WDFW Seeks Input on Pocket Gophers


Schirato said any new findings will be reflected in a recovery plan for the species that WDFW has scheduled for completion by the end of the year. The department also plans to share its findings with the U.S. Fish and Wildlife Service, which is expected to announce in September whether it will propose listing pocket gophers under the federal Endangered Species Act (ESA).

“In both cases, the findings of this updated survey could affect the future management of Mazama pocket gophers in our state,” Schirato said. “We want to make sure we have a thorough understanding of the species’ status to ensure that future management is consistent with both the species’ biology and landowners’ interests.”

Carrying clipboards and GPS units, the survey teams will look for mounds and other evidence of gophers at hundreds of sites in Thurston, Mason, Pierce, Grays Harbor, Lewis, Clark, Clallam and Wahkiakum counties. New range expansions will be verified by live-trapping the animals.

As part of the investigation, WDFW will seek permission from private landowners in some areas to look for gophers on their property, said Schirato, noting that about half of all known gopher populations are on private lands.
“We need to survey some of those lands to truly understand the species distribution,” he said. “We’re especially interested in private timberlands, where we’ve had some unexpected gopher sightings in recent years.”

Scientists have never considered timberlands prime pocket gopher habitat. WDFW’s initial status review of the species conducted in 2005 describes the Mazama pocket gopher as “a creature of the south Puget Sound prairie landscape.” Two of the state’s largest known gopher populations are at the Olympia Airport and the Shelton Airport.
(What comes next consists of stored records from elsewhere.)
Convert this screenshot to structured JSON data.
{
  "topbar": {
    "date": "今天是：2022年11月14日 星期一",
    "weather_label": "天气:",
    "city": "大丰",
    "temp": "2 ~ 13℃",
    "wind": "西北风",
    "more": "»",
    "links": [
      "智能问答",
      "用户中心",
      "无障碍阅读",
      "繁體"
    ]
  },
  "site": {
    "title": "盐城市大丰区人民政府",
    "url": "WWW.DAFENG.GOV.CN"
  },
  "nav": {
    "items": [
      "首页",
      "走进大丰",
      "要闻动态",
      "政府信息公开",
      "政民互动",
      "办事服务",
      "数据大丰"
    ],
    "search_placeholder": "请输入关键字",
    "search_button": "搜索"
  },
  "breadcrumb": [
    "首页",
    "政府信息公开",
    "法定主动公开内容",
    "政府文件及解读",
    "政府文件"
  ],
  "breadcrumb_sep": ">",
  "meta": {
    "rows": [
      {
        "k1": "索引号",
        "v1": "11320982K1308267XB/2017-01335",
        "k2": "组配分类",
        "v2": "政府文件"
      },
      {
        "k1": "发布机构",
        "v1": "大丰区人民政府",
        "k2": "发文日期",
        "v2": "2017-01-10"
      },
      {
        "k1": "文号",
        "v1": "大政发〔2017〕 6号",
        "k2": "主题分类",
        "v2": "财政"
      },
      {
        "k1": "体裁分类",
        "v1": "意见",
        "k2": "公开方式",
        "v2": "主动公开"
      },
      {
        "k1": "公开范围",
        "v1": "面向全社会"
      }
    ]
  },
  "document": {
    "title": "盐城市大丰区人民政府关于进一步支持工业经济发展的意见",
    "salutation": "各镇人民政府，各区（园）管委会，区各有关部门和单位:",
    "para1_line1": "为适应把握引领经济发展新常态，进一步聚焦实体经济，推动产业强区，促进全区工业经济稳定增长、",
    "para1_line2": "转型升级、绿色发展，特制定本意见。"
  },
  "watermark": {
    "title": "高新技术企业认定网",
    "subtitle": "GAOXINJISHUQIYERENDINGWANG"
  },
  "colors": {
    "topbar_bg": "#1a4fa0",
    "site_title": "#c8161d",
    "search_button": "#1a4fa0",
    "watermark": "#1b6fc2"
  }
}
According to that review, “habitat loss to succession, agriculture and development has eliminated most of the prairie vegetation, and habitat continues to be lost to residential development.” With the state’s remaining pocket gopher population estimated “in the low thousands,” the Washington Fish and Wildlife Commission voted to list the species for state protection in 2006.

Since then, however, gopher mounds have been reported in areas and terrain quite different from the South Sound prairies, Schirato said. Two such areas are the Capitol Forest in Thurston County and forestlands in Mason County – primarily in clear-cut areas, near roadways, and along power line easements.

“We conducted an exploratory survey in forested areas of Mason County last August and confirmed the presence of pocket gophers at several sites through live-trapping,” Schirato said. “Now we’re taking a closer look at those sites and others in Western Washington to update our status report for this species.”

Finding new gopher populations is just one step in determining whether pocket gophers require special protection, Schirato said. Distribution, survival rates and the availability of suitable habitat are also important factors in assessing the future viability of the species, he said.

“This survey isn’t just about finding gopher mounds,” Schirato said. “If we find a significant gopher presence in disturbed forested areas, we have to consider what happens when the trees grow up and the conditions change. We know how these animals use the prairies, but can they survive long-term in other habitats?”

Historically, pocket gophers have played an important role in the ecology of the open meadows, prairies and grasslands at the southern end of Puget Sound, according to the 2005 status report and a number of independent studies. Through their burrowing, they turn the soil, increase plant diversity and provide refuge for smaller animals, according to a range of scientific studies. They are also an important prey species for hawks, owls and other predators.